I'm also interested in why some people seem to look for reasons to kill animals (and, all too often, each other)! I understand that animals can be a nuisance, as can people, but why can we tolerate some nuisances and not others?
My research is peripheral to my regular animal protection work, but important in understanding what we are up against.
Within the overreaching reality that we are a very diverse species with various people having all kinds of values, interests, experiences, intelligence, emotions, principles, ethics, backgrounds, needs, and so on, it seems that an overriding fact remains: in every successful relationship, the people involved worked at making it succeed. Those who have had successful marriages, business partnerships, teaching and learning experiences, family compatibility, meetings, get-togethers, neighborhood relationships, employee/employer relations, and so on all seem to agree that you have to work at making the relationships succeed.

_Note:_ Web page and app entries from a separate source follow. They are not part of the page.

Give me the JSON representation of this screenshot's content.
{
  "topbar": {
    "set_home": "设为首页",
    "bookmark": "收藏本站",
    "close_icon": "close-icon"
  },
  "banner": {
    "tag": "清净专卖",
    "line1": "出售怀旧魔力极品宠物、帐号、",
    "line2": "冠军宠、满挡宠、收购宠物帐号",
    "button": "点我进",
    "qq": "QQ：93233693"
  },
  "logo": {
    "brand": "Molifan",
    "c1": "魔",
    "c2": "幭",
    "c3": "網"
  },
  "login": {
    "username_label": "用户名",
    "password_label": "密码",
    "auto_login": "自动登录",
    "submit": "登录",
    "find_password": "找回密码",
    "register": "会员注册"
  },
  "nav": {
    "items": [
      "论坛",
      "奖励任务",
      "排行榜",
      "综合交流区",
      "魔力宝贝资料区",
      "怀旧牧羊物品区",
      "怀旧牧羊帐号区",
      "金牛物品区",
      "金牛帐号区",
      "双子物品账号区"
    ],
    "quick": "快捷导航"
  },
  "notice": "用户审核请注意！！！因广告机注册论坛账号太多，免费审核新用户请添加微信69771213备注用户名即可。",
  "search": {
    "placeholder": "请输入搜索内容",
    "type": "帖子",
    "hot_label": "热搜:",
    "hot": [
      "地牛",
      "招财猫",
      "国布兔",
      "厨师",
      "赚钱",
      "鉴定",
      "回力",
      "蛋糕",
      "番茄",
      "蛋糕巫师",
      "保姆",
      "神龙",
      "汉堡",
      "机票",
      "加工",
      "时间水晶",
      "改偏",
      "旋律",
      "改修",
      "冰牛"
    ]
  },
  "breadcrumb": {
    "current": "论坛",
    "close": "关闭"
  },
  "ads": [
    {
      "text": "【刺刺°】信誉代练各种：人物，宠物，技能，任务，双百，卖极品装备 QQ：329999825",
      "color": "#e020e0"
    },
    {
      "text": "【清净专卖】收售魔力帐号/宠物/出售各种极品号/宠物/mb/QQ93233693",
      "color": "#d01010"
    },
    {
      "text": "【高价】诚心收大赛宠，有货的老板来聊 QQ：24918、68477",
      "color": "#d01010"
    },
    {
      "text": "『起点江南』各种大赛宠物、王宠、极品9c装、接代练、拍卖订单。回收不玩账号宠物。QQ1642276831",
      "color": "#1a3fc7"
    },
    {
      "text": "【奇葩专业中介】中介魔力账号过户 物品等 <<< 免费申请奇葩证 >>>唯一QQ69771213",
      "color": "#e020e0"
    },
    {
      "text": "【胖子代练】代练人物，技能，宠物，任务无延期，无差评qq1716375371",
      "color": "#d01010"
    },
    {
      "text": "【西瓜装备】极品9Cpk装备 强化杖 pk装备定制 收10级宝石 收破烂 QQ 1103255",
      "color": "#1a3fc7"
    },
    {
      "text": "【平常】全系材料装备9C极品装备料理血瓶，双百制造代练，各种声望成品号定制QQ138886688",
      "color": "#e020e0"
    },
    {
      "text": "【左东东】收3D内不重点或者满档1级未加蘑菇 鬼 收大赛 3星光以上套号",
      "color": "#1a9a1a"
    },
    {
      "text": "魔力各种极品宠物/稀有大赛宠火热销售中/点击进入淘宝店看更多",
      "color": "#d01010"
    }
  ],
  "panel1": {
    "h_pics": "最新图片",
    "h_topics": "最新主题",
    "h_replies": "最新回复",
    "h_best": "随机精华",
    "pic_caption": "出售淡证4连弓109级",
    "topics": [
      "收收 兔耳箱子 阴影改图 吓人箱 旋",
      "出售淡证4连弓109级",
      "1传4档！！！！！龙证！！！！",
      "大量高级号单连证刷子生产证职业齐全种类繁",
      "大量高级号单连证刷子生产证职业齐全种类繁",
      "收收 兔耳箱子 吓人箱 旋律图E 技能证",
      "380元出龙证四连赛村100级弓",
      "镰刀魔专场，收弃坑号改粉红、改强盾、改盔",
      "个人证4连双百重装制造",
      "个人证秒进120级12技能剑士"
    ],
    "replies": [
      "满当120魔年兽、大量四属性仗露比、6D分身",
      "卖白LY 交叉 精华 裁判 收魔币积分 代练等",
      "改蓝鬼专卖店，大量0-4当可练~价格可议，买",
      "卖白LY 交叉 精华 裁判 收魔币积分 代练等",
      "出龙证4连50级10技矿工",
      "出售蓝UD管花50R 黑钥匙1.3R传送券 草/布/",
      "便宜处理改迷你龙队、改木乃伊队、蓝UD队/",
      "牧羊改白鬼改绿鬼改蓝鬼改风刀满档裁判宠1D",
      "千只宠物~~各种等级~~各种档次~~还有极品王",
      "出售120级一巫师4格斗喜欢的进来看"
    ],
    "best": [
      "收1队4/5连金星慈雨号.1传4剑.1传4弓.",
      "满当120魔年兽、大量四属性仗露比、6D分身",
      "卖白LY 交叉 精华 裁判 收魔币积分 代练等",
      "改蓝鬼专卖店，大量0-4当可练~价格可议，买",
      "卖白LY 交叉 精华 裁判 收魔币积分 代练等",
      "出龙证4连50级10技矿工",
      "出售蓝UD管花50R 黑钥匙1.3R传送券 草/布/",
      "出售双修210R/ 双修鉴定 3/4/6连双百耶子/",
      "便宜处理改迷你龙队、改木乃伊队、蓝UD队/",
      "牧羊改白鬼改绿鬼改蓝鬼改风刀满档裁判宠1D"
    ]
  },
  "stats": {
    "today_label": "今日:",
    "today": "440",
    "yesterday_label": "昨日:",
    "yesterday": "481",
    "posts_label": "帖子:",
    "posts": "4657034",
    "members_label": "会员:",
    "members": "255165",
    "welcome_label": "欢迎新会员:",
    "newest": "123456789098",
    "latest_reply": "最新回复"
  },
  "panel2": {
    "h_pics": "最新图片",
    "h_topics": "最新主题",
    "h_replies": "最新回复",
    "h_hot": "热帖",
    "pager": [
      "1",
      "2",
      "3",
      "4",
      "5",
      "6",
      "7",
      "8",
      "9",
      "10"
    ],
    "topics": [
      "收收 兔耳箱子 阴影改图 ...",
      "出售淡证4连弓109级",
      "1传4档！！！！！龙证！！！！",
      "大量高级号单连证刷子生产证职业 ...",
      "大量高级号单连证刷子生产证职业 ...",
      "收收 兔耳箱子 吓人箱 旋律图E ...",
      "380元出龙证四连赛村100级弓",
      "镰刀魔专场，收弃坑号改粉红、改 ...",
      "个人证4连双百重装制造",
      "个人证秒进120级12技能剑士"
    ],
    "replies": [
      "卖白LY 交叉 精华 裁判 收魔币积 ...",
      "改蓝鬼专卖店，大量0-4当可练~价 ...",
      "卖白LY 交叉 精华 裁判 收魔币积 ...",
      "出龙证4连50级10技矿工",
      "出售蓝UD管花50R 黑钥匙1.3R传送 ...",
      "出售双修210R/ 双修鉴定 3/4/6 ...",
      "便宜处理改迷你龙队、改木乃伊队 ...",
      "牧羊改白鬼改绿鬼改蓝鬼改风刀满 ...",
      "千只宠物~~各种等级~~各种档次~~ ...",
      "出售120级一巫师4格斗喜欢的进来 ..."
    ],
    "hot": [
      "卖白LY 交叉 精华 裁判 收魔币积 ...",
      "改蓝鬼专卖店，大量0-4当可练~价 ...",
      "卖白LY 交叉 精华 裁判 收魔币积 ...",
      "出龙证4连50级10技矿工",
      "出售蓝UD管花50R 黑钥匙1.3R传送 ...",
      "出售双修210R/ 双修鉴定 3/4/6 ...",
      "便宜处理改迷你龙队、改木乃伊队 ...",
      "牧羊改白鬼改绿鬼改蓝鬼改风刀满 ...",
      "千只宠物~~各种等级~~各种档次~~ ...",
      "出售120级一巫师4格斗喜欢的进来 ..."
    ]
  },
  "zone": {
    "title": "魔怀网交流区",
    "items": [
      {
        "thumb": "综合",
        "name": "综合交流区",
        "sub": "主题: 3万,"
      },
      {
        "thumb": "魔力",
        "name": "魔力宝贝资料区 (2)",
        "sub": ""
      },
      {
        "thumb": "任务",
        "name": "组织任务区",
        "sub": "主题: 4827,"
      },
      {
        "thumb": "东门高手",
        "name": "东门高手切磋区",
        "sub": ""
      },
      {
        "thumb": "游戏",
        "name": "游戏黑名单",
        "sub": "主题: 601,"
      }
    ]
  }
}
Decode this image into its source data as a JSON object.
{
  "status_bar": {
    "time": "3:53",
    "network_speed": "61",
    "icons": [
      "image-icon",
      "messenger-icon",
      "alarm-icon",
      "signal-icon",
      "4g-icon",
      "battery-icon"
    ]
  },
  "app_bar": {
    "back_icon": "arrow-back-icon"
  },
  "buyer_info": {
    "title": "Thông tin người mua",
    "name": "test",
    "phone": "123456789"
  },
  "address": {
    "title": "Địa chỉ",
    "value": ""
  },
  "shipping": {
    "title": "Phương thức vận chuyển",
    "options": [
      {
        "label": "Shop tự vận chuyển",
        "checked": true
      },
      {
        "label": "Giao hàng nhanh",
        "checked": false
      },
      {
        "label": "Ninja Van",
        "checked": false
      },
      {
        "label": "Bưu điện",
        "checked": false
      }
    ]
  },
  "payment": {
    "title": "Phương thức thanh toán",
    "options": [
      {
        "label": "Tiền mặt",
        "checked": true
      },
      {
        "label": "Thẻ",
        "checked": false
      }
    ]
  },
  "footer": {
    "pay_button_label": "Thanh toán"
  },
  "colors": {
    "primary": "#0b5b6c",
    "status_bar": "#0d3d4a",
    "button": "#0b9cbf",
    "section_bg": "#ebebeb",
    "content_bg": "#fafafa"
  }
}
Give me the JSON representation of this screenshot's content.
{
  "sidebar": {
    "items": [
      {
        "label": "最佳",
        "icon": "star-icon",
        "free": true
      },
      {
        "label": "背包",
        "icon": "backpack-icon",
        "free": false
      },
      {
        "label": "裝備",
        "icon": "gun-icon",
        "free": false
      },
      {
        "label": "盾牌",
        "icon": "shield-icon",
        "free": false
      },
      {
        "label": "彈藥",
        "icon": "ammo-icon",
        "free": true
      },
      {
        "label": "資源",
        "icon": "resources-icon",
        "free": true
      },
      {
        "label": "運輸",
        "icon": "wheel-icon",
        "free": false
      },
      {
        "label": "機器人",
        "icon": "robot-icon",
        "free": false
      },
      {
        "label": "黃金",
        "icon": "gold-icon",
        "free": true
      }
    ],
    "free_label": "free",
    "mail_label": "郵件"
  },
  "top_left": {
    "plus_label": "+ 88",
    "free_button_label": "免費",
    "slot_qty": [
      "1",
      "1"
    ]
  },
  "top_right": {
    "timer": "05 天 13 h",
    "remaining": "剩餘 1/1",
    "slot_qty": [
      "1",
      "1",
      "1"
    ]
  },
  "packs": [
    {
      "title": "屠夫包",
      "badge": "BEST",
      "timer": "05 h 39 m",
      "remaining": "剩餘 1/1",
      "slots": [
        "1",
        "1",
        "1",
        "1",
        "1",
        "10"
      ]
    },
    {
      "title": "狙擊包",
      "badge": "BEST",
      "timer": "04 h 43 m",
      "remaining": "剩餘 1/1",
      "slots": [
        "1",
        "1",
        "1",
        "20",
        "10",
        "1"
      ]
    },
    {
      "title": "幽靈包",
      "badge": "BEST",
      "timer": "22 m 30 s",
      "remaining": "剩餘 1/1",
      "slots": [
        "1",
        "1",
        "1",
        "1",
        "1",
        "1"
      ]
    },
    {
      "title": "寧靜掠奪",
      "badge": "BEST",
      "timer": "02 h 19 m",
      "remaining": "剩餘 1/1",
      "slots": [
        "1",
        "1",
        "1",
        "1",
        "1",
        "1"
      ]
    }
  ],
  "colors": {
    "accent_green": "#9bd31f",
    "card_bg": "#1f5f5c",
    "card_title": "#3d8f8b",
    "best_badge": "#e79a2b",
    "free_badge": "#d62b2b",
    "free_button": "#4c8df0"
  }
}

With animals who often annoy people, we are, like it or not, in a relationship. It is somewhat one-sided; we are the ones who can adjust. The squirrels, raccoons, starlings, sparrows, pigeons, mice, bats, and skunks who are in our midst and share our world are not aware that their presence and activity can either please us or annoy us, or that the same activity can be irritating to one person while pleasing another. I once heard of a man who shot mockingbirds because their songs awoke him: an unthinkable attitude for me. I have had people call to ask me how to get rid of something-like frogs calling from a pond in the yard or swallows nesting in a car port-that would give me pleasure.